• What to do: Search the data below for the word "body" and report how many lines contain it, with no added words.

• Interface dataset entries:
----

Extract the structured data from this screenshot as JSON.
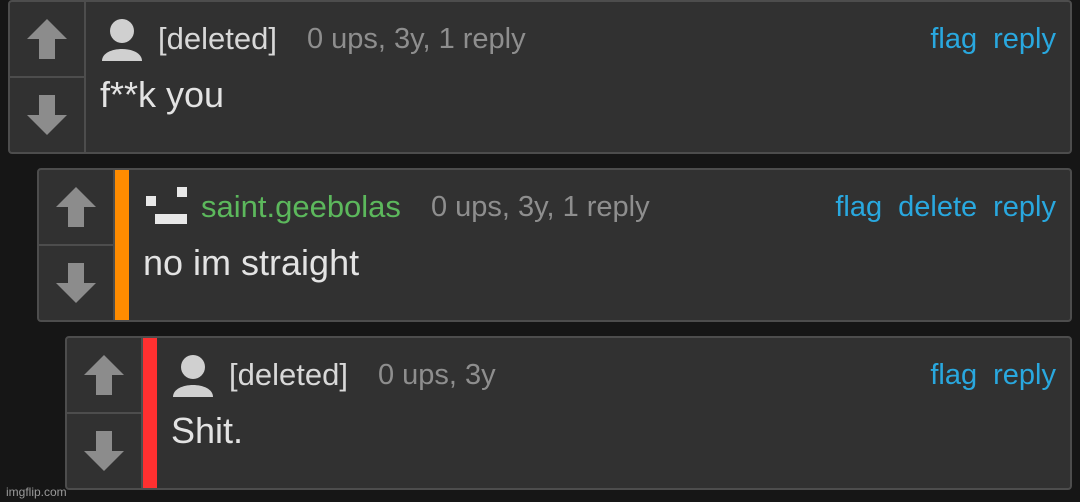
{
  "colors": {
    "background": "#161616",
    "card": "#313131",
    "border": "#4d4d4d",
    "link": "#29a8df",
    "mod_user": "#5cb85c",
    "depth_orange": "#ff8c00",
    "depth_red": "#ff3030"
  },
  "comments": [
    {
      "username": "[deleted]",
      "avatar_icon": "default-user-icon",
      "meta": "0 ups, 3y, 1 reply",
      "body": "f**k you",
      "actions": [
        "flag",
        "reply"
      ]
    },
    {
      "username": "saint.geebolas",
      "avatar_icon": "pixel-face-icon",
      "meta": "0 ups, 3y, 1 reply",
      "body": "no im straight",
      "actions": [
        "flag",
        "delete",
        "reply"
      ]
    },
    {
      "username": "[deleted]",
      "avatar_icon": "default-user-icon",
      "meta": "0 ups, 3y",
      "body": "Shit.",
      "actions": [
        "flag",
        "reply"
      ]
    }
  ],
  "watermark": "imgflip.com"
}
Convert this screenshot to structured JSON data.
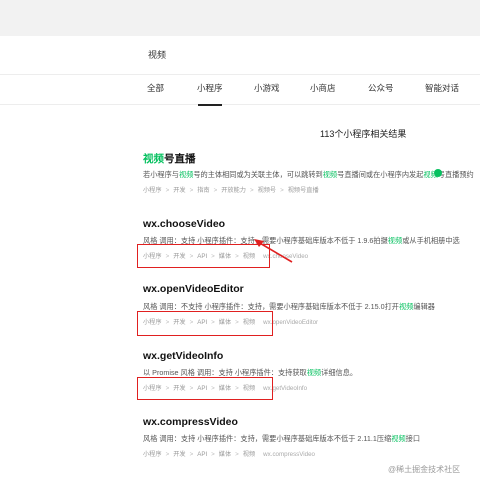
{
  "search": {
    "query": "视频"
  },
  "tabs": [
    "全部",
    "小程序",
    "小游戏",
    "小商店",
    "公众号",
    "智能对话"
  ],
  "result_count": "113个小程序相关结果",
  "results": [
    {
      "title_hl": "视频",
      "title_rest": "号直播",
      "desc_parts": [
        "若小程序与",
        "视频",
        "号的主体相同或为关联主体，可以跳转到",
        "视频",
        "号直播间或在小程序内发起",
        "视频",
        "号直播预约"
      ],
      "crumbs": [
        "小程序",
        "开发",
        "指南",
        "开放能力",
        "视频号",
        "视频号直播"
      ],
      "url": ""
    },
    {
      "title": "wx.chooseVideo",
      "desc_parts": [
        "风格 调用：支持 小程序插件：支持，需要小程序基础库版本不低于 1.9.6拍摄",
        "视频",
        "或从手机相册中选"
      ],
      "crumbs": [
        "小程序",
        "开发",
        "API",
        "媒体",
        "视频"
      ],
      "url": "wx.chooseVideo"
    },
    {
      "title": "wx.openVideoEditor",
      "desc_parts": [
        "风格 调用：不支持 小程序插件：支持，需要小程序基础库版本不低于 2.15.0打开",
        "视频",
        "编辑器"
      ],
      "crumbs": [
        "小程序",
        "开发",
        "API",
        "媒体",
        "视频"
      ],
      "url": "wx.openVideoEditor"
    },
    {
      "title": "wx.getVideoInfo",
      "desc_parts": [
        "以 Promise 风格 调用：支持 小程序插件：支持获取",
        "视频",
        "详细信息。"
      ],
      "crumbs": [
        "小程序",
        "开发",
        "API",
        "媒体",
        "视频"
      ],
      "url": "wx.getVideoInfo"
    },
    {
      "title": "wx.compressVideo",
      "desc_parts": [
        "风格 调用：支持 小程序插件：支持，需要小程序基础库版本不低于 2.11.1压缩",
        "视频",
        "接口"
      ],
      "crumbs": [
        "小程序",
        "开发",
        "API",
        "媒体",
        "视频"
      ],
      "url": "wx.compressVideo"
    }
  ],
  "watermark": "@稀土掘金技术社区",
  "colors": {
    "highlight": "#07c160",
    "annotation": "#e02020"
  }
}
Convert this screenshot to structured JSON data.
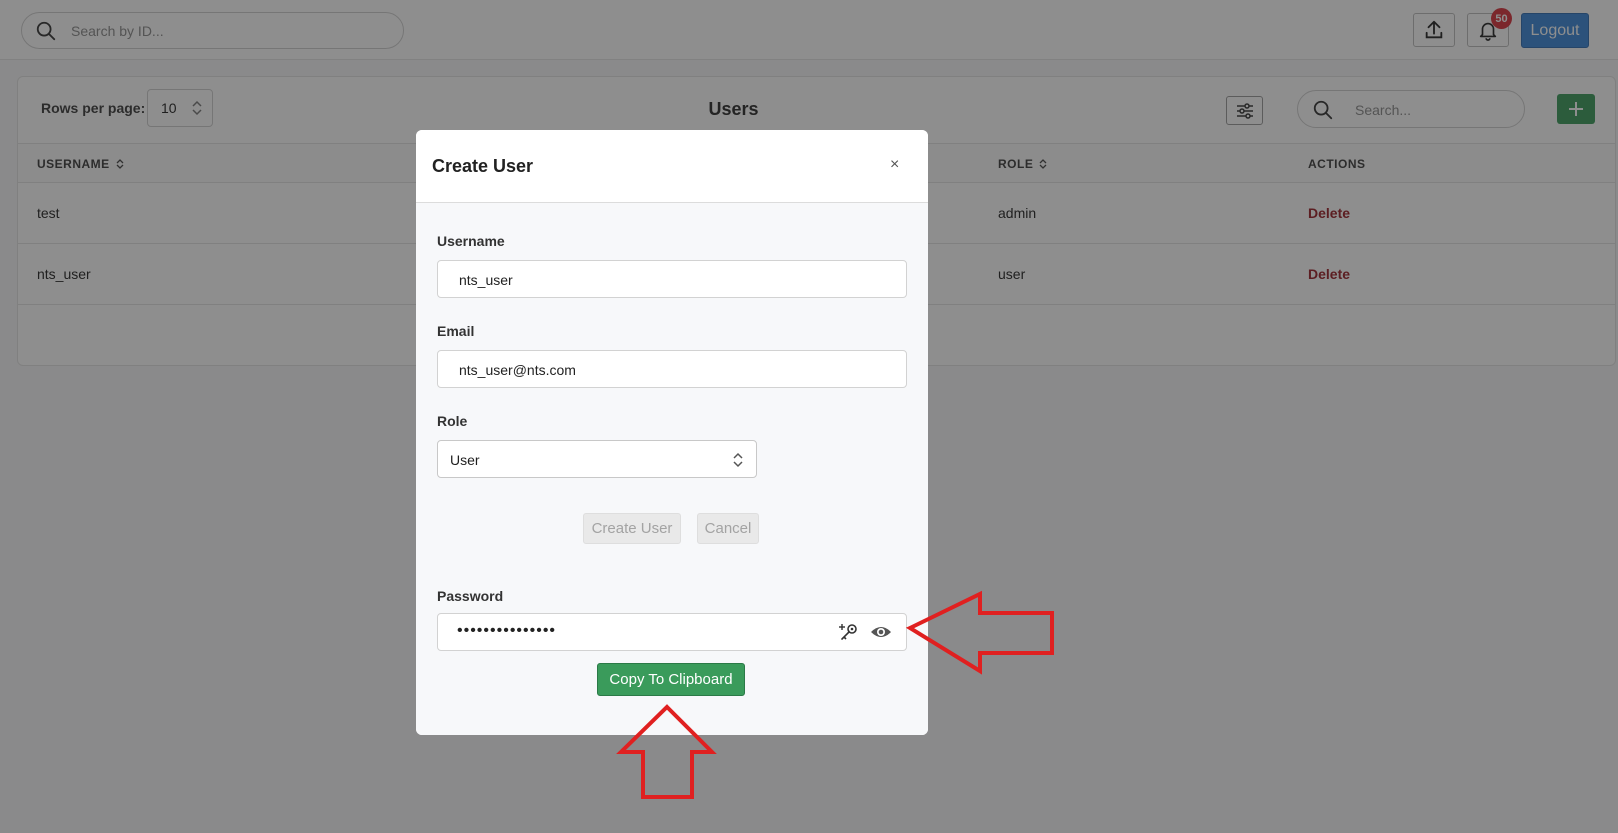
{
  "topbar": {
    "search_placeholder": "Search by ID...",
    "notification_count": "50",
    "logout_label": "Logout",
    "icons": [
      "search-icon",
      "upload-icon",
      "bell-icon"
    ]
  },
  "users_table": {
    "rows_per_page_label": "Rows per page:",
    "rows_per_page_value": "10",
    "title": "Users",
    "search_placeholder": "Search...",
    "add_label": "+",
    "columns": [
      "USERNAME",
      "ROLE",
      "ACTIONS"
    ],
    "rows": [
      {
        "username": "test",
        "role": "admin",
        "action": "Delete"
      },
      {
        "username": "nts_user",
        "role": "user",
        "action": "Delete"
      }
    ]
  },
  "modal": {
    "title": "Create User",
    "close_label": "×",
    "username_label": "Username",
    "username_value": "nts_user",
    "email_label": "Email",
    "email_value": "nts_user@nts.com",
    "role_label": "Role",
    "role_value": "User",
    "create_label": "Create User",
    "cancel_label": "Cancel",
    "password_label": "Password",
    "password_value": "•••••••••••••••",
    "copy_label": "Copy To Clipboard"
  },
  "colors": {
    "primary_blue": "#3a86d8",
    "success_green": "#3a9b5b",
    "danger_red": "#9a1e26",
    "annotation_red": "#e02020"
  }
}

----

• Reply to the exercise: 3